WHAT THE TASK REQUIRES:
With all images left out, restate the records below exactly as written.

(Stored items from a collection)
_ _ _

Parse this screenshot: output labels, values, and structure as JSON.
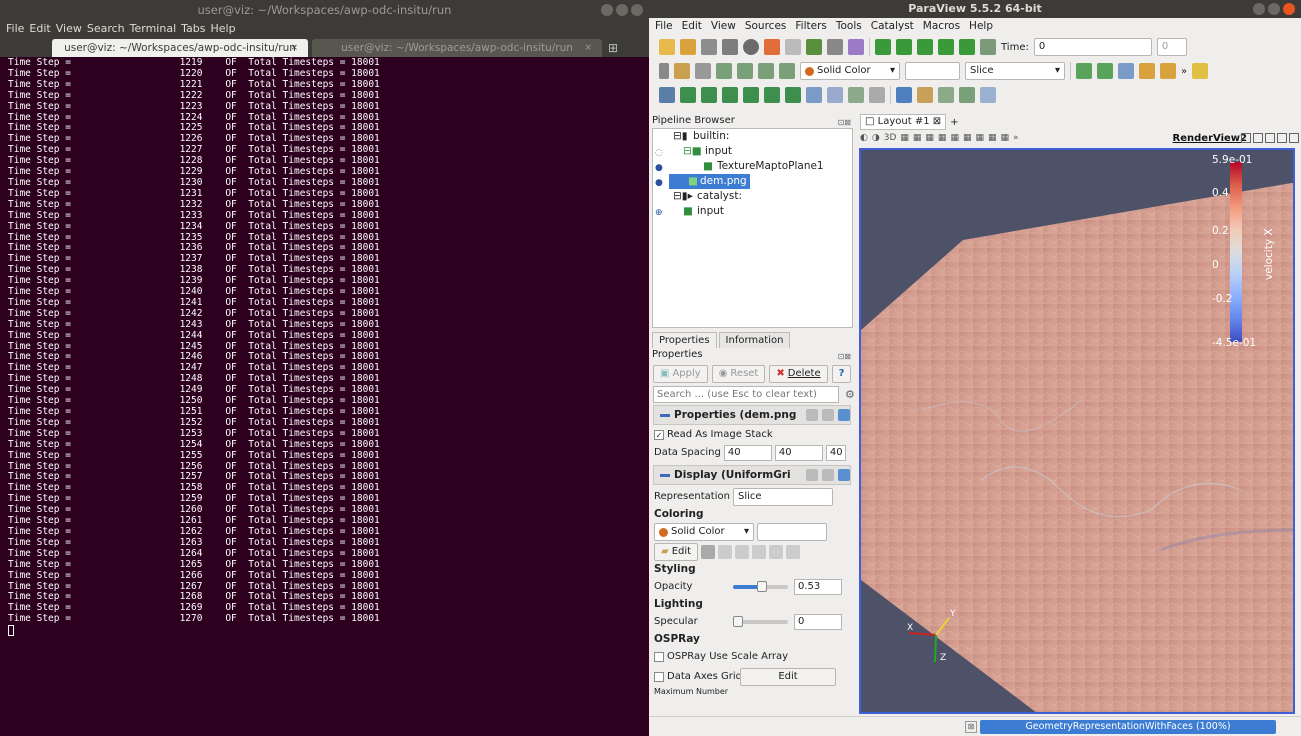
{
  "terminal": {
    "window_title": "user@viz: ~/Workspaces/awp-odc-insitu/run",
    "menu": [
      "File",
      "Edit",
      "View",
      "Search",
      "Terminal",
      "Tabs",
      "Help"
    ],
    "tabs": [
      {
        "label": "user@viz: ~/Workspaces/awp-odc-insitu/run",
        "close": "×",
        "active": true
      },
      {
        "label": "user@viz: ~/Workspaces/awp-odc-insitu/run",
        "close": "×",
        "active": false
      }
    ],
    "new_tab": "⊞",
    "lines": [
      "Time Step =                   1219    OF  Total Timesteps = 18001",
      "Time Step =                   1220    OF  Total Timesteps = 18001",
      "Time Step =                   1221    OF  Total Timesteps = 18001",
      "Time Step =                   1222    OF  Total Timesteps = 18001",
      "Time Step =                   1223    OF  Total Timesteps = 18001",
      "Time Step =                   1224    OF  Total Timesteps = 18001",
      "Time Step =                   1225    OF  Total Timesteps = 18001",
      "Time Step =                   1226    OF  Total Timesteps = 18001",
      "Time Step =                   1227    OF  Total Timesteps = 18001",
      "Time Step =                   1228    OF  Total Timesteps = 18001",
      "Time Step =                   1229    OF  Total Timesteps = 18001",
      "Time Step =                   1230    OF  Total Timesteps = 18001",
      "Time Step =                   1231    OF  Total Timesteps = 18001",
      "Time Step =                   1232    OF  Total Timesteps = 18001",
      "Time Step =                   1233    OF  Total Timesteps = 18001",
      "Time Step =                   1234    OF  Total Timesteps = 18001",
      "Time Step =                   1235    OF  Total Timesteps = 18001",
      "Time Step =                   1236    OF  Total Timesteps = 18001",
      "Time Step =                   1237    OF  Total Timesteps = 18001",
      "Time Step =                   1238    OF  Total Timesteps = 18001",
      "Time Step =                   1239    OF  Total Timesteps = 18001",
      "Time Step =                   1240    OF  Total Timesteps = 18001",
      "Time Step =                   1241    OF  Total Timesteps = 18001",
      "Time Step =                   1242    OF  Total Timesteps = 18001",
      "Time Step =                   1243    OF  Total Timesteps = 18001",
      "Time Step =                   1244    OF  Total Timesteps = 18001",
      "Time Step =                   1245    OF  Total Timesteps = 18001",
      "Time Step =                   1246    OF  Total Timesteps = 18001",
      "Time Step =                   1247    OF  Total Timesteps = 18001",
      "Time Step =                   1248    OF  Total Timesteps = 18001",
      "Time Step =                   1249    OF  Total Timesteps = 18001",
      "Time Step =                   1250    OF  Total Timesteps = 18001",
      "Time Step =                   1251    OF  Total Timesteps = 18001",
      "Time Step =                   1252    OF  Total Timesteps = 18001",
      "Time Step =                   1253    OF  Total Timesteps = 18001",
      "Time Step =                   1254    OF  Total Timesteps = 18001",
      "Time Step =                   1255    OF  Total Timesteps = 18001",
      "Time Step =                   1256    OF  Total Timesteps = 18001",
      "Time Step =                   1257    OF  Total Timesteps = 18001",
      "Time Step =                   1258    OF  Total Timesteps = 18001",
      "Time Step =                   1259    OF  Total Timesteps = 18001",
      "Time Step =                   1260    OF  Total Timesteps = 18001",
      "Time Step =                   1261    OF  Total Timesteps = 18001",
      "Time Step =                   1262    OF  Total Timesteps = 18001",
      "Time Step =                   1263    OF  Total Timesteps = 18001",
      "Time Step =                   1264    OF  Total Timesteps = 18001",
      "Time Step =                   1265    OF  Total Timesteps = 18001",
      "Time Step =                   1266    OF  Total Timesteps = 18001",
      "Time Step =                   1267    OF  Total Timesteps = 18001",
      "Time Step =                   1268    OF  Total Timesteps = 18001",
      "Time Step =                   1269    OF  Total Timesteps = 18001",
      "Time Step =                   1270    OF  Total Timesteps = 18001"
    ]
  },
  "paraview": {
    "window_title": "ParaView 5.5.2 64-bit",
    "menu": [
      "File",
      "Edit",
      "View",
      "Sources",
      "Filters",
      "Tools",
      "Catalyst",
      "Macros",
      "Help"
    ],
    "time_label": "Time:",
    "time_value": "0",
    "time_index": "0",
    "coloring_combo": "Solid Color",
    "representation_combo": "Slice",
    "pipeline": {
      "title": "Pipeline Browser",
      "items": [
        {
          "label": "builtin:"
        },
        {
          "label": "input"
        },
        {
          "label": "TextureMaptoPlane1"
        },
        {
          "label": "dem.png"
        },
        {
          "label": "catalyst:"
        },
        {
          "label": "input"
        }
      ]
    },
    "properties": {
      "tabs": [
        "Properties",
        "Information"
      ],
      "title": "Properties",
      "apply": "Apply",
      "reset": "Reset",
      "delete": "Delete",
      "help": "?",
      "search_placeholder": "Search ... (use Esc to clear text)",
      "section_properties": "Properties (dem.png",
      "read_as_image_stack": "Read As Image Stack",
      "data_spacing_label": "Data Spacing",
      "data_spacing": [
        "40",
        "40",
        "40"
      ],
      "section_display": "Display (UniformGri",
      "representation_label": "Representation",
      "representation_value": "Slice",
      "coloring_header": "Coloring",
      "coloring_value": "Solid Color",
      "edit_button": "Edit",
      "styling_header": "Styling",
      "opacity_label": "Opacity",
      "opacity_value": "0.53",
      "opacity_fraction": 0.53,
      "lighting_header": "Lighting",
      "specular_label": "Specular",
      "specular_value": "0",
      "ospray_header": "OSPRay",
      "ospray_scale": "OSPRay Use Scale Array",
      "data_axes_grid": "Data Axes Grid",
      "data_axes_edit": "Edit",
      "maximum_number": "Maximum Number"
    },
    "layout": {
      "tab_label": "Layout #1",
      "tab_close": "⊠",
      "new_tab": "+",
      "view_name": "RenderView2",
      "view_toolbar_text": "3D"
    },
    "colorbar": {
      "title": "velocity X",
      "ticks": [
        "5.9e-01",
        "0.4",
        "0.2",
        "0",
        "-0.2",
        "-4.5e-01"
      ]
    },
    "axes": {
      "x": "X",
      "y": "Y",
      "z": "Z"
    },
    "status": {
      "progress_label": "GeometryRepresentationWithFaces (100%)",
      "progress_fraction": 1.0,
      "stop_icon": "⊠"
    },
    "colors": {
      "terminal_bg": "#2c001e",
      "selection": "#3d7cd3",
      "view_border": "#3d5fd8",
      "close_button": "#e95420"
    }
  }
}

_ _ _

SOLUTION BELOW:
Parse this screenshot: output labels, values, and structure as JSON.
{
  "terminal": {
    "window_title": "user@viz: ~/Workspaces/awp-odc-insitu/run",
    "menu": [
      "File",
      "Edit",
      "View",
      "Search",
      "Terminal",
      "Tabs",
      "Help"
    ],
    "tabs": [
      {
        "label": "user@viz: ~/Workspaces/awp-odc-insitu/run",
        "close": "×",
        "active": true
      },
      {
        "label": "user@viz: ~/Workspaces/awp-odc-insitu/run",
        "close": "×",
        "active": false
      }
    ],
    "new_tab": "⊞",
    "lines": [
      "Time Step =                   1219    OF  Total Timesteps = 18001",
      "Time Step =                   1220    OF  Total Timesteps = 18001",
      "Time Step =                   1221    OF  Total Timesteps = 18001",
      "Time Step =                   1222    OF  Total Timesteps = 18001",
      "Time Step =                   1223    OF  Total Timesteps = 18001",
      "Time Step =                   1224    OF  Total Timesteps = 18001",
      "Time Step =                   1225    OF  Total Timesteps = 18001",
      "Time Step =                   1226    OF  Total Timesteps = 18001",
      "Time Step =                   1227    OF  Total Timesteps = 18001",
      "Time Step =                   1228    OF  Total Timesteps = 18001",
      "Time Step =                   1229    OF  Total Timesteps = 18001",
      "Time Step =                   1230    OF  Total Timesteps = 18001",
      "Time Step =                   1231    OF  Total Timesteps = 18001",
      "Time Step =                   1232    OF  Total Timesteps = 18001",
      "Time Step =                   1233    OF  Total Timesteps = 18001",
      "Time Step =                   1234    OF  Total Timesteps = 18001",
      "Time Step =                   1235    OF  Total Timesteps = 18001",
      "Time Step =                   1236    OF  Total Timesteps = 18001",
      "Time Step =                   1237    OF  Total Timesteps = 18001",
      "Time Step =                   1238    OF  Total Timesteps = 18001",
      "Time Step =                   1239    OF  Total Timesteps = 18001",
      "Time Step =                   1240    OF  Total Timesteps = 18001",
      "Time Step =                   1241    OF  Total Timesteps = 18001",
      "Time Step =                   1242    OF  Total Timesteps = 18001",
      "Time Step =                   1243    OF  Total Timesteps = 18001",
      "Time Step =                   1244    OF  Total Timesteps = 18001",
      "Time Step =                   1245    OF  Total Timesteps = 18001",
      "Time Step =                   1246    OF  Total Timesteps = 18001",
      "Time Step =                   1247    OF  Total Timesteps = 18001",
      "Time Step =                   1248    OF  Total Timesteps = 18001",
      "Time Step =                   1249    OF  Total Timesteps = 18001",
      "Time Step =                   1250    OF  Total Timesteps = 18001",
      "Time Step =                   1251    OF  Total Timesteps = 18001",
      "Time Step =                   1252    OF  Total Timesteps = 18001",
      "Time Step =                   1253    OF  Total Timesteps = 18001",
      "Time Step =                   1254    OF  Total Timesteps = 18001",
      "Time Step =                   1255    OF  Total Timesteps = 18001",
      "Time Step =                   1256    OF  Total Timesteps = 18001",
      "Time Step =                   1257    OF  Total Timesteps = 18001",
      "Time Step =                   1258    OF  Total Timesteps = 18001",
      "Time Step =                   1259    OF  Total Timesteps = 18001",
      "Time Step =                   1260    OF  Total Timesteps = 18001",
      "Time Step =                   1261    OF  Total Timesteps = 18001",
      "Time Step =                   1262    OF  Total Timesteps = 18001",
      "Time Step =                   1263    OF  Total Timesteps = 18001",
      "Time Step =                   1264    OF  Total Timesteps = 18001",
      "Time Step =                   1265    OF  Total Timesteps = 18001",
      "Time Step =                   1266    OF  Total Timesteps = 18001",
      "Time Step =                   1267    OF  Total Timesteps = 18001",
      "Time Step =                   1268    OF  Total Timesteps = 18001",
      "Time Step =                   1269    OF  Total Timesteps = 18001",
      "Time Step =                   1270    OF  Total Timesteps = 18001"
    ]
  },
  "paraview": {
    "window_title": "ParaView 5.5.2 64-bit",
    "menu": [
      "File",
      "Edit",
      "View",
      "Sources",
      "Filters",
      "Tools",
      "Catalyst",
      "Macros",
      "Help"
    ],
    "time_label": "Time:",
    "time_value": "0",
    "time_index": "0",
    "coloring_combo": "Solid Color",
    "representation_combo": "Slice",
    "pipeline": {
      "title": "Pipeline Browser",
      "items": [
        {
          "label": "builtin:"
        },
        {
          "label": "input"
        },
        {
          "label": "TextureMaptoPlane1"
        },
        {
          "label": "dem.png"
        },
        {
          "label": "catalyst:"
        },
        {
          "label": "input"
        }
      ]
    },
    "properties": {
      "tabs": [
        "Properties",
        "Information"
      ],
      "title": "Properties",
      "apply": "Apply",
      "reset": "Reset",
      "delete": "Delete",
      "help": "?",
      "search_placeholder": "Search ... (use Esc to clear text)",
      "section_properties": "Properties (dem.png",
      "read_as_image_stack": "Read As Image Stack",
      "data_spacing_label": "Data Spacing",
      "data_spacing": [
        "40",
        "40",
        "40"
      ],
      "section_display": "Display (UniformGri",
      "representation_label": "Representation",
      "representation_value": "Slice",
      "coloring_header": "Coloring",
      "coloring_value": "Solid Color",
      "edit_button": "Edit",
      "styling_header": "Styling",
      "opacity_label": "Opacity",
      "opacity_value": "0.53",
      "opacity_fraction": 0.53,
      "lighting_header": "Lighting",
      "specular_label": "Specular",
      "specular_value": "0",
      "ospray_header": "OSPRay",
      "ospray_scale": "OSPRay Use Scale Array",
      "data_axes_grid": "Data Axes Grid",
      "data_axes_edit": "Edit",
      "maximum_number": "Maximum Number"
    },
    "layout": {
      "tab_label": "Layout #1",
      "tab_close": "⊠",
      "new_tab": "+",
      "view_name": "RenderView2",
      "view_toolbar_text": "3D"
    },
    "colorbar": {
      "title": "velocity X",
      "ticks": [
        "5.9e-01",
        "0.4",
        "0.2",
        "0",
        "-0.2",
        "-4.5e-01"
      ]
    },
    "axes": {
      "x": "X",
      "y": "Y",
      "z": "Z"
    },
    "status": {
      "progress_label": "GeometryRepresentationWithFaces (100%)",
      "progress_fraction": 1.0,
      "stop_icon": "⊠"
    },
    "colors": {
      "terminal_bg": "#2c001e",
      "selection": "#3d7cd3",
      "view_border": "#3d5fd8",
      "close_button": "#e95420"
    }
  }
}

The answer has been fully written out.